In a one-to-many relationship the child is the entity on the “many” side),Nonidentifying relationship(relationship where each participating entity has its own independent primary key), Identifying relationship – relationship in which the parent entity’ key is also part of the primary key of the child entity,Generalization(a concept wherein the attributes that are common to several types of an entity are grouped into their own entity),Nonspecific relationship(relationship where many instances of an entity are associated with many instances of another entity.
Also called many-to-many relationship) ,Sample CASE Tool Notations Entity relationship diagram (ERD):a data model utilizing several notations to depict data in terms of the entities and relationships described by that data.
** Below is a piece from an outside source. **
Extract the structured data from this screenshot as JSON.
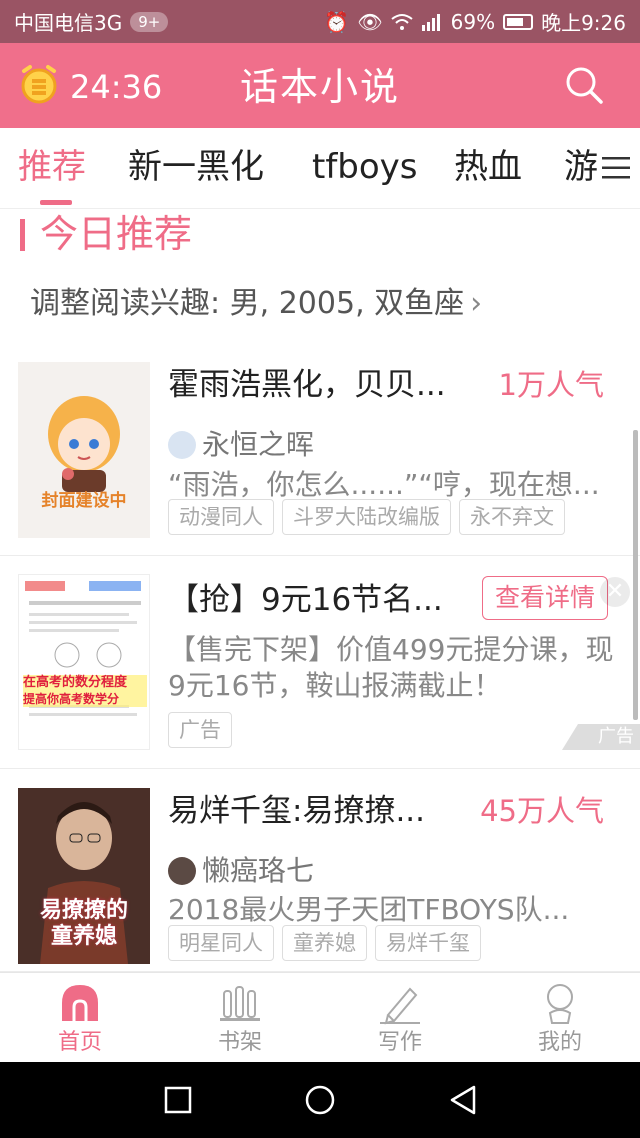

Logical Model Development Stages:1Context Data model(Includes only entities and relationships;To establish project scope). 2Key-based data model(Eliminate nonspecific relationships;Add associative entities;Include primary and alternate keys;Precise cardinalities). Fully attributed data model(All remaining attributes;Subsetting criteria).
4Normalized data model Normalize a logical data model to remove impurities that can make a database unstable, inflexible, and nonscalable. First normal form (1NF):entity whose attributes have no more than one value for a single instance of that entity,Any attributes that can have multiple values actually describe a separate entity, possibly an entity and relationship.
Second normal form (2NF):entity whose nonprimary-key attributes are dependent on the full primary key,Any nonkey attributes dependent on only part of the primary key should be moved to entity where that partial key is the full key,May require creating a new entity and relationship on the model. Third normal form (3NF):entity whose nonprimary-key attributes are not dependent on any other non-primary key attributes. *Model:pictorial representation of reality.
Logical model:nontechnical pictorial representation that depicts what a system is or does. Physical model:technical pictorial representation that depicts what a system is or does and how the system is implemented Process modeling:a technique used to organize and document a system’s processes. (Flow of data through processes,Logic,Policies,Procedures) Data flow diagram (DFD):a process model used to depict the flow of data through a system and the work or processing performed by the system.
Synonyms are bubble chart, transformation graph, and process model. The DFD has also become a popular tool for business process redesign. Processes on DFDs can operate in parallel (at-the-same-time).
DFDs show the flow of data through a system. Processes on a DFD can have dramatically different timing (daily, weekly, on demand) Context data flow diagram:a process model used to document the scope for a system. Also called the environmental model. Think of the system as a “black box. “2Ask users what business transactions the system must respond to.
These are inputs, and the sources are external agents. 3Ask users what responses must be produced by the system. These are outputs, and the destinations are external agents. 4Identify any external data stores, if any. 5Draw a context diagram. Decomposition diagram:a tool used to depict the decomposition of a system.
Also called hierarchy chart.